St. John’s Television and Film Students Visit CNN Studios

St. John’s Television and Film Students Visit CNN Studios
December 2, 2019

Putting theory into practice is one of the cornerstones of St. John’s University’s Television and Film program. For more than 40 years, the University has housed a state-of-the-art television studio that allows students in the program to hone their craft. Last month, these students enjoyed the rare opportunity to visit the ultramodern studios of CNN at Hudson Yards in New York City—and get a glimpse into their possible career.

The tour was organized by Brenda M. Laux ’93SVC, Adjunct Professor of Mass Communication, The Lesley H. and William L. Collins College of Professional Studies (CCPS). Prof. Laux was employed at CNN for several years and has worked at and done freelance projects for several other news organizations, including NY1, PBS, and WABC-TV.

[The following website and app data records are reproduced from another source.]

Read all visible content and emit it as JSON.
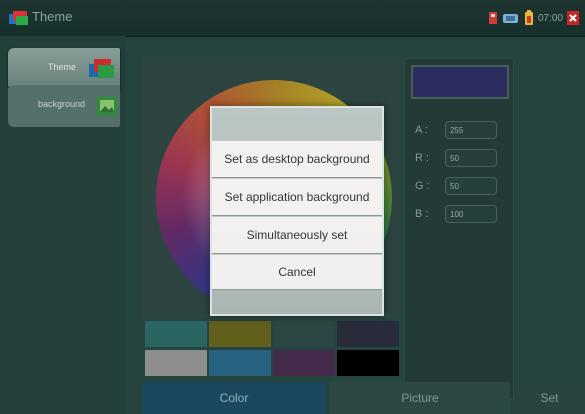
{
  "app": {
    "title": "Theme"
  },
  "status_bar": {
    "time": "07:00"
  },
  "sidebar": {
    "items": [
      {
        "label": "Theme",
        "selected": true
      },
      {
        "label": "background",
        "selected": false
      }
    ]
  },
  "color_values": {
    "a_label": "A :",
    "a_value": "255",
    "r_label": "R :",
    "r_value": "50",
    "g_label": "G :",
    "g_value": "50",
    "b_label": "B :",
    "b_value": "100",
    "preview_color": "#313066"
  },
  "palette": [
    "#2e6e6a",
    "#6b661f",
    "#2f4c4a",
    "#2c2f3f",
    "#9a9a9a",
    "#2b6c8d",
    "#4a2f53",
    "#000000"
  ],
  "tabs": {
    "color": "Color",
    "picture": "Picture",
    "set": "Set"
  },
  "dialog": {
    "options": [
      "Set as desktop background",
      "Set application background",
      "Simultaneously set",
      "Cancel"
    ]
  }
}
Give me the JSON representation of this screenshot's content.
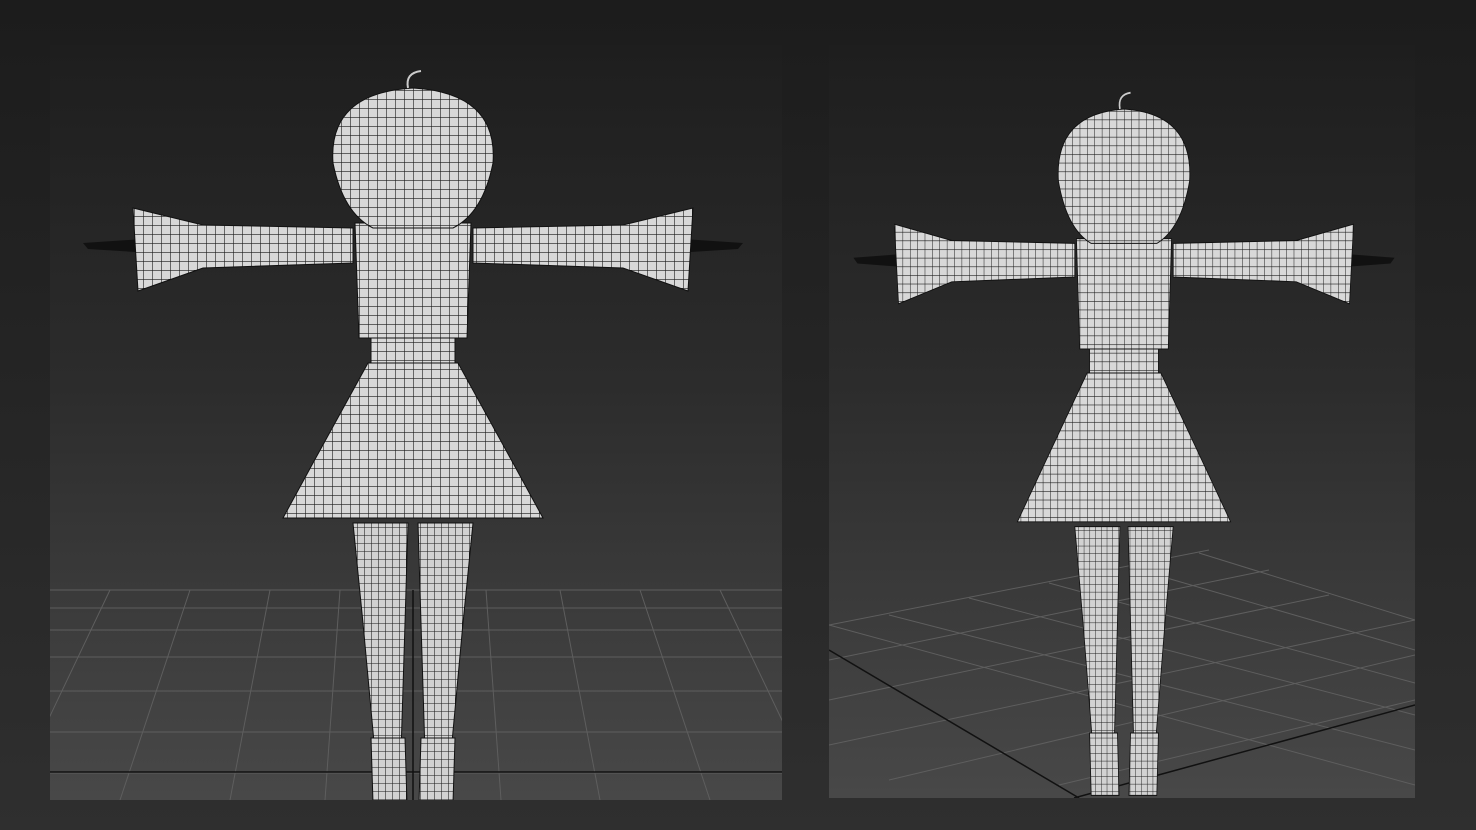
{
  "viewports": [
    {
      "view": "front-orthographic"
    },
    {
      "view": "perspective"
    }
  ],
  "colors": {
    "background": "#262626",
    "grid": "#6a6a6a",
    "mesh_fill": "#d6d6d6",
    "mesh_wire": "#1a1a1a"
  }
}
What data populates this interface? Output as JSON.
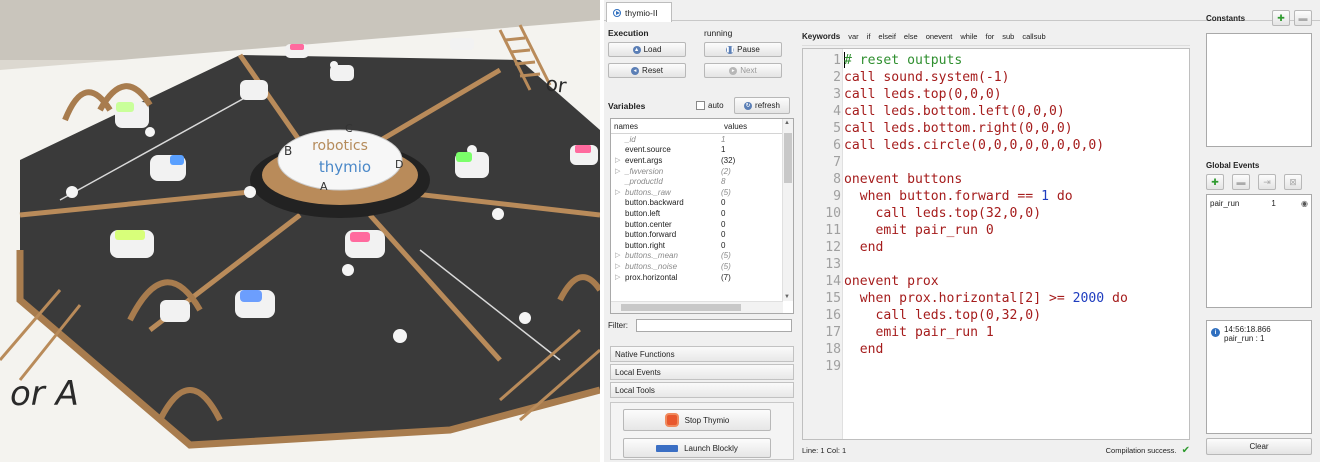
{
  "tab": {
    "label": "thymio-II"
  },
  "execution": {
    "title": "Execution",
    "status": "running",
    "load": "Load",
    "pause": "Pause",
    "reset": "Reset",
    "next": "Next"
  },
  "variables": {
    "title": "Variables",
    "auto": "auto",
    "refresh": "refresh",
    "col_names": "names",
    "col_values": "values",
    "rows": [
      {
        "name": "_id",
        "value": "1",
        "italic": true,
        "expandable": false
      },
      {
        "name": "event.source",
        "value": "1",
        "italic": false,
        "expandable": false
      },
      {
        "name": "event.args",
        "value": "(32)",
        "italic": false,
        "expandable": true
      },
      {
        "name": "_fwversion",
        "value": "(2)",
        "italic": true,
        "expandable": true
      },
      {
        "name": "_productId",
        "value": "8",
        "italic": true,
        "expandable": false
      },
      {
        "name": "buttons._raw",
        "value": "(5)",
        "italic": true,
        "expandable": true
      },
      {
        "name": "button.backward",
        "value": "0",
        "italic": false,
        "expandable": false
      },
      {
        "name": "button.left",
        "value": "0",
        "italic": false,
        "expandable": false
      },
      {
        "name": "button.center",
        "value": "0",
        "italic": false,
        "expandable": false
      },
      {
        "name": "button.forward",
        "value": "0",
        "italic": false,
        "expandable": false
      },
      {
        "name": "button.right",
        "value": "0",
        "italic": false,
        "expandable": false
      },
      {
        "name": "buttons._mean",
        "value": "(5)",
        "italic": true,
        "expandable": true
      },
      {
        "name": "buttons._noise",
        "value": "(5)",
        "italic": true,
        "expandable": true
      },
      {
        "name": "prox.horizontal",
        "value": "(7)",
        "italic": false,
        "expandable": true
      }
    ],
    "filter_label": "Filter:"
  },
  "sections": {
    "native_functions": "Native Functions",
    "local_events": "Local Events",
    "local_tools": "Local Tools"
  },
  "tools": {
    "stop": "Stop Thymio",
    "blockly": "Launch Blockly"
  },
  "keywords": {
    "title": "Keywords",
    "items": [
      "var",
      "if",
      "elseif",
      "else",
      "onevent",
      "while",
      "for",
      "sub",
      "callsub"
    ]
  },
  "code": [
    {
      "n": "1",
      "segs": [
        [
          "cm",
          "# reset outputs"
        ]
      ]
    },
    {
      "n": "2",
      "segs": [
        [
          "kw",
          "call sound.system(-1)"
        ]
      ]
    },
    {
      "n": "3",
      "segs": [
        [
          "kw",
          "call leds.top(0,0,0)"
        ]
      ]
    },
    {
      "n": "4",
      "segs": [
        [
          "kw",
          "call leds.bottom.left(0,0,0)"
        ]
      ]
    },
    {
      "n": "5",
      "segs": [
        [
          "kw",
          "call leds.bottom.right(0,0,0)"
        ]
      ]
    },
    {
      "n": "6",
      "segs": [
        [
          "kw",
          "call leds.circle(0,0,0,0,0,0,0,0)"
        ]
      ]
    },
    {
      "n": "7",
      "segs": []
    },
    {
      "n": "8",
      "segs": [
        [
          "kw",
          "onevent buttons"
        ]
      ]
    },
    {
      "n": "9",
      "segs": [
        [
          "kw",
          "  when button.forward == "
        ],
        [
          "nb",
          "1"
        ],
        [
          "kw",
          " do"
        ]
      ]
    },
    {
      "n": "10",
      "segs": [
        [
          "kw",
          "    call leds.top(32,0,0)"
        ]
      ]
    },
    {
      "n": "11",
      "segs": [
        [
          "kw",
          "    emit pair_run 0"
        ]
      ]
    },
    {
      "n": "12",
      "segs": [
        [
          "kw",
          "  end"
        ]
      ]
    },
    {
      "n": "13",
      "segs": []
    },
    {
      "n": "14",
      "segs": [
        [
          "kw",
          "onevent prox"
        ]
      ]
    },
    {
      "n": "15",
      "segs": [
        [
          "kw",
          "  when prox.horizontal[2] >= "
        ],
        [
          "nb",
          "2000"
        ],
        [
          "kw",
          " do"
        ]
      ]
    },
    {
      "n": "16",
      "segs": [
        [
          "kw",
          "    call leds.top(0,32,0)"
        ]
      ]
    },
    {
      "n": "17",
      "segs": [
        [
          "kw",
          "    emit pair_run 1"
        ]
      ]
    },
    {
      "n": "18",
      "segs": [
        [
          "kw",
          "  end"
        ]
      ]
    },
    {
      "n": "19",
      "segs": []
    }
  ],
  "statusbar": {
    "position": "Line: 1 Col: 1",
    "message": "Compilation success."
  },
  "constants": {
    "title": "Constants"
  },
  "global_events": {
    "title": "Global Events",
    "rows": [
      {
        "name": "pair_run",
        "count": "1"
      }
    ]
  },
  "log": {
    "time": "14:56:18.866",
    "message": "pair_run : 1"
  },
  "clear": "Clear",
  "photo": {
    "board_text_1": "robotics",
    "board_text_2": "thymio",
    "letters": [
      "A",
      "B",
      "C",
      "D"
    ],
    "floor_text": "or A",
    "floor_text_2": "or"
  },
  "colors": {
    "accent": "#2f6fbf",
    "keyword_red": "#a51c1c",
    "comment_green": "#2f8f2f",
    "number_blue": "#1f3dbf",
    "success_green": "#2e9a2e"
  }
}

“A visit to a real-world television studio is invaluable,” observed Basilio G. Monteiro, Ph.D., Associate Professor and Chair, Division of Mass Communication. “It allows students to assimilate and internalize what they study in the classroom.”

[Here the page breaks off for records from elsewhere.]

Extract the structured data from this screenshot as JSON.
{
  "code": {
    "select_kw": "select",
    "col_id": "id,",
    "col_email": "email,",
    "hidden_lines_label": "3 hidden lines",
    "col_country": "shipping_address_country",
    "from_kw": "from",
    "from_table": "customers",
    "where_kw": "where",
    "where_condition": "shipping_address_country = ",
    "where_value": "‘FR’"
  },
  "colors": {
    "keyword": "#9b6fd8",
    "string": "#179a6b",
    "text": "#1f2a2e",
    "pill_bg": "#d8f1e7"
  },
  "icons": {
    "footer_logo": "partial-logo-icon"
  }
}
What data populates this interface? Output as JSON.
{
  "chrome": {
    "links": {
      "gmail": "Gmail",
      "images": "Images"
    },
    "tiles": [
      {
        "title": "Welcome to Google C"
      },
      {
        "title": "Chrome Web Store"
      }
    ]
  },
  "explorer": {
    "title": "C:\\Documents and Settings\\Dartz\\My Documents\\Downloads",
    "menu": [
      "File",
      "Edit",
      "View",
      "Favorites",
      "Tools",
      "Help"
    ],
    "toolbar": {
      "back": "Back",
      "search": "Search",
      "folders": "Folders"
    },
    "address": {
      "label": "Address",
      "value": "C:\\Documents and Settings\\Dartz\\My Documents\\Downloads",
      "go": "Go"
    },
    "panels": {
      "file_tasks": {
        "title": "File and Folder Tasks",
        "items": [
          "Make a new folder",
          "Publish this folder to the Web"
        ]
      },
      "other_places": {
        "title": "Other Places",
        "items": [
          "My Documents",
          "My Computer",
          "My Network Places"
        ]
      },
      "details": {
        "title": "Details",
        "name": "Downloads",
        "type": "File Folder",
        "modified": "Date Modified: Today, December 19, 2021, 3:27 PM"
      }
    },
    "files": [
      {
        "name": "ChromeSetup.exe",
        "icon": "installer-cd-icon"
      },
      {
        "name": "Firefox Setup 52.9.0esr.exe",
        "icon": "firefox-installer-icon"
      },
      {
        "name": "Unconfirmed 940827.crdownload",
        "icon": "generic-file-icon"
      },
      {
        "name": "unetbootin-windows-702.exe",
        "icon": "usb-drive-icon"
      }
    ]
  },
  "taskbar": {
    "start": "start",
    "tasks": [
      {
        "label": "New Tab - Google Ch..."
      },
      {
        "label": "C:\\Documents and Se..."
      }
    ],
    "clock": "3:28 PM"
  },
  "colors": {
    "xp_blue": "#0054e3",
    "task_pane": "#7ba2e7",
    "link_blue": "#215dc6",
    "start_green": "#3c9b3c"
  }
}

He added, “I am very grateful to Prof. Laux for bringing our students to CNN studios and sharing her expertise and enthusiasm. Our CCPS faculty always explore opportunities to give students direct experience.”

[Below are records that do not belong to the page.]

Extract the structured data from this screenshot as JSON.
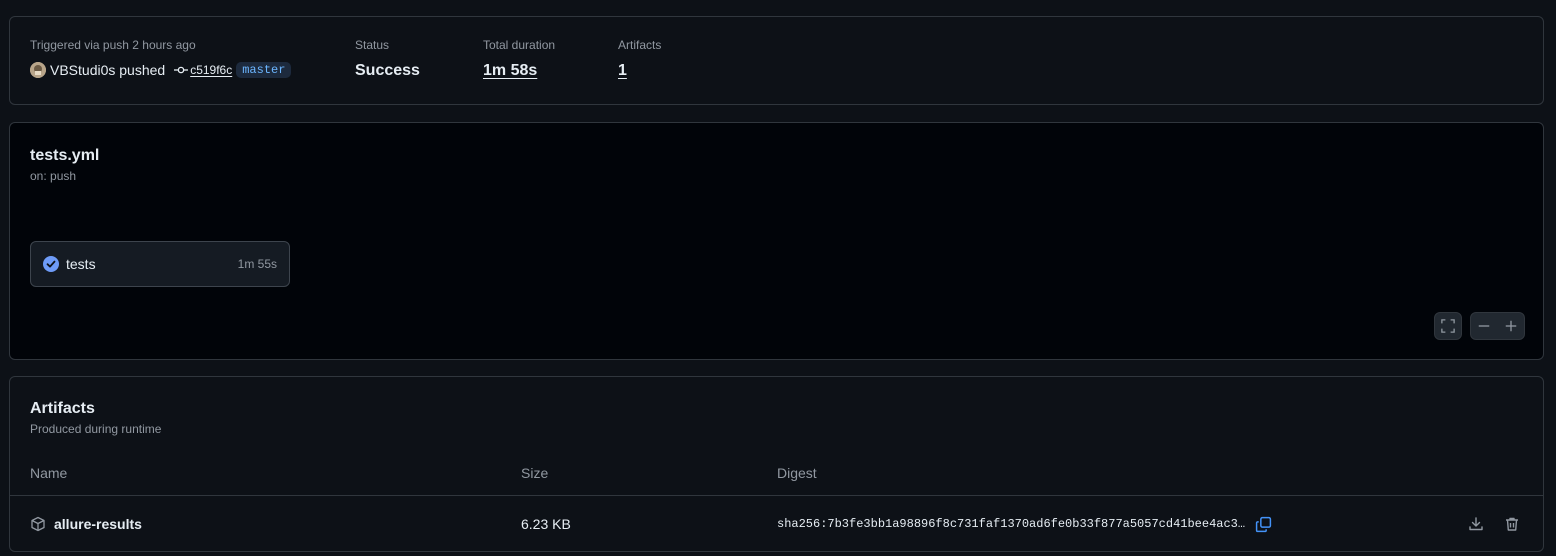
{
  "summary": {
    "trigger_label": "Triggered via push 2 hours ago",
    "actor": "VBStudi0s pushed",
    "commit_sha": "c519f6c",
    "branch": "master",
    "status_label": "Status",
    "status_value": "Success",
    "duration_label": "Total duration",
    "duration_value": "1m 58s",
    "artifacts_label": "Artifacts",
    "artifacts_value": "1"
  },
  "workflow": {
    "file": "tests.yml",
    "trigger": "on: push",
    "jobs": [
      {
        "name": "tests",
        "duration": "1m 55s",
        "status": "success"
      }
    ]
  },
  "artifacts": {
    "title": "Artifacts",
    "subtitle": "Produced during runtime",
    "columns": [
      "Name",
      "Size",
      "Digest"
    ],
    "rows": [
      {
        "name": "allure-results",
        "size": "6.23 KB",
        "digest": "sha256:7b3fe3bb1a98896f8c731faf1370ad6fe0b33f877a5057cd41bee4ac3…"
      }
    ]
  },
  "colors": {
    "background": "#0d1117",
    "border": "#30363d",
    "accent_blue": "#4493f8",
    "success_icon": "#6e9bf7",
    "muted_text": "#9198a1"
  }
}
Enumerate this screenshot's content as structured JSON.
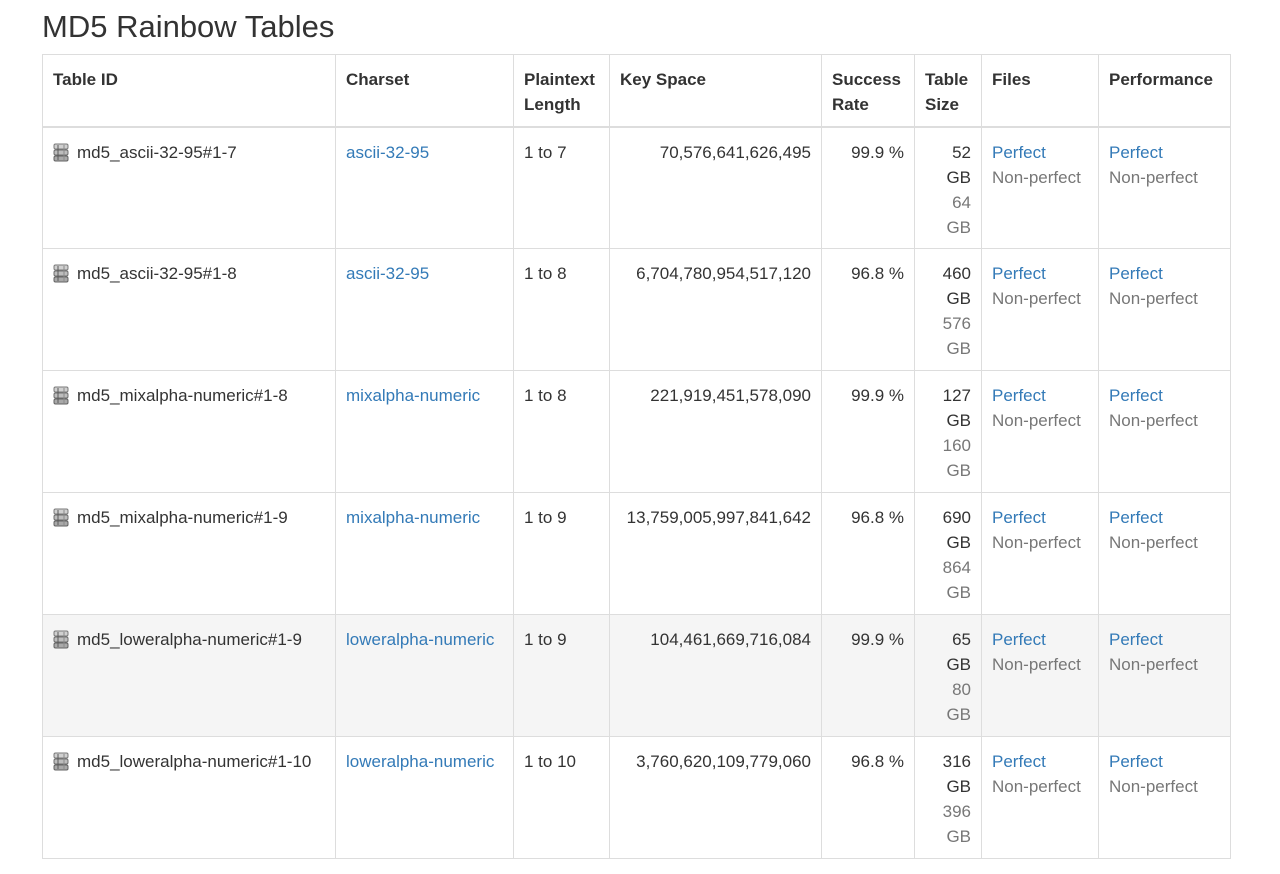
{
  "page": {
    "title": "MD5 Rainbow Tables"
  },
  "table": {
    "headers": {
      "table_id": "Table ID",
      "charset": "Charset",
      "plaintext_length": "Plaintext Length",
      "key_space": "Key Space",
      "success_rate": "Success Rate",
      "table_size": "Table Size",
      "files": "Files",
      "performance": "Performance"
    },
    "rows": [
      {
        "id": "md5_ascii-32-95#1-7",
        "charset": "ascii-32-95",
        "length": "1 to 7",
        "key_space": "70,576,641,626,495",
        "success_rate": "99.9 %",
        "size_perfect": "52 GB",
        "size_nonperfect": "64 GB",
        "files_perfect": "Perfect",
        "files_nonperfect": "Non-perfect",
        "perf_perfect": "Perfect",
        "perf_nonperfect": "Non-perfect"
      },
      {
        "id": "md5_ascii-32-95#1-8",
        "charset": "ascii-32-95",
        "length": "1 to 8",
        "key_space": "6,704,780,954,517,120",
        "success_rate": "96.8 %",
        "size_perfect": "460 GB",
        "size_nonperfect": "576 GB",
        "files_perfect": "Perfect",
        "files_nonperfect": "Non-perfect",
        "perf_perfect": "Perfect",
        "perf_nonperfect": "Non-perfect"
      },
      {
        "id": "md5_mixalpha-numeric#1-8",
        "charset": "mixalpha-numeric",
        "length": "1 to 8",
        "key_space": "221,919,451,578,090",
        "success_rate": "99.9 %",
        "size_perfect": "127 GB",
        "size_nonperfect": "160 GB",
        "files_perfect": "Perfect",
        "files_nonperfect": "Non-perfect",
        "perf_perfect": "Perfect",
        "perf_nonperfect": "Non-perfect"
      },
      {
        "id": "md5_mixalpha-numeric#1-9",
        "charset": "mixalpha-numeric",
        "length": "1 to 9",
        "key_space": "13,759,005,997,841,642",
        "success_rate": "96.8 %",
        "size_perfect": "690 GB",
        "size_nonperfect": "864 GB",
        "files_perfect": "Perfect",
        "files_nonperfect": "Non-perfect",
        "perf_perfect": "Perfect",
        "perf_nonperfect": "Non-perfect"
      },
      {
        "id": "md5_loweralpha-numeric#1-9",
        "charset": "loweralpha-numeric",
        "length": "1 to 9",
        "key_space": "104,461,669,716,084",
        "success_rate": "99.9 %",
        "size_perfect": "65 GB",
        "size_nonperfect": "80 GB",
        "files_perfect": "Perfect",
        "files_nonperfect": "Non-perfect",
        "perf_perfect": "Perfect",
        "perf_nonperfect": "Non-perfect"
      },
      {
        "id": "md5_loweralpha-numeric#1-10",
        "charset": "loweralpha-numeric",
        "length": "1 to 10",
        "key_space": "3,760,620,109,779,060",
        "success_rate": "96.8 %",
        "size_perfect": "316 GB",
        "size_nonperfect": "396 GB",
        "files_perfect": "Perfect",
        "files_nonperfect": "Non-perfect",
        "perf_perfect": "Perfect",
        "perf_nonperfect": "Non-perfect"
      }
    ]
  },
  "icons": {
    "row_icon": "database-icon"
  },
  "colors": {
    "link": "#337ab7",
    "muted": "#777777",
    "text": "#333333",
    "border": "#dddddd",
    "highlight_row": "#f5f5f5"
  }
}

Prof. Laux noted that while she was a student at St. John’s, several of her professors were working professionals who invited students for a look behind the scenes at film and television production. “That is why I like to take my students on these tours, and why I encourage our alumni in the industry to talk with them,” she stressed. “Students need to see and hear what it is really like.”

Mass Communication major Jenna Nace described the visit as a “reality check” for the group, who had only been familiar with the equipment at the St. John’s Television Center. “The visit was so hands-on that you got the sense of how it is to work there,” she recalled. The trip helped clarify the areas of production on which she will focus.

Senior William Zavaleta envisions a facility like CNN as the “endgame” for him and his fellow students. “Working in a place like this is the ultimate goal for many of us,” he stressed.

St. John’s students toured several control rooms, stages, and editing suites. After the visit, sophomore Carlito Palmer’s appreciation for the St. John’s Television Center was cemented. “What we do here is like a microcosm of what they do. Their equipment may be a bit more advanced, but it is essentially the same.”

Students also heard from Bill McLoughlin ’80SVC, a former President of WRED-TV, St. John’s University’s Television Club, and Director of Studio Operations for CNN New York. He answered their questions about CNN’s day-to-day operations and discussed internship opportunities.

Most of the students who visited CNN aspire to work in the film or television industry and credited St. John’s for connecting them with its vast alumni network.

“I would like to conquer the director’s chair someday,” William observed. “That is the most intimidating and stressful job, and I want to challenge myself. Here we had the chance to speak to someone who is actually in the trenches.” Some other avenues students want to explore include screenwriting, camera, editing, and animation.

Senior Brian Borgerson enjoys Prof. Laux’s class because it puts theory into practice. “This class is almost all hands on. One week I am in the control room, and another week I could be operating the camera,” he said, adding that the class helps him discern his future career path.

Kayla Kmett, also a senior, credited the constant practice she gets on the equipment with vastly improving her skills. “You can talk about it all day, but if you do not experience it firsthand, you will not understand.”

Students at St. John’s are permitted to work with equipment in the Television Center as early as their first year. In addition to Prof. Laux’s production class, they are encouraged to join WRED-TV, creating their own productions or working on those of their fellow students. The Center also employs student workers, who assist professors and students with the equipment.

William likes the atmosphere Prof. Laux creates in her class, which mirrors conditions in a fast-paced control room. “We learn a lot in such a short space of time,” he stressed. “She always pushes us and challenges us to do more. It is a great way to prepare yourself for what is to come.”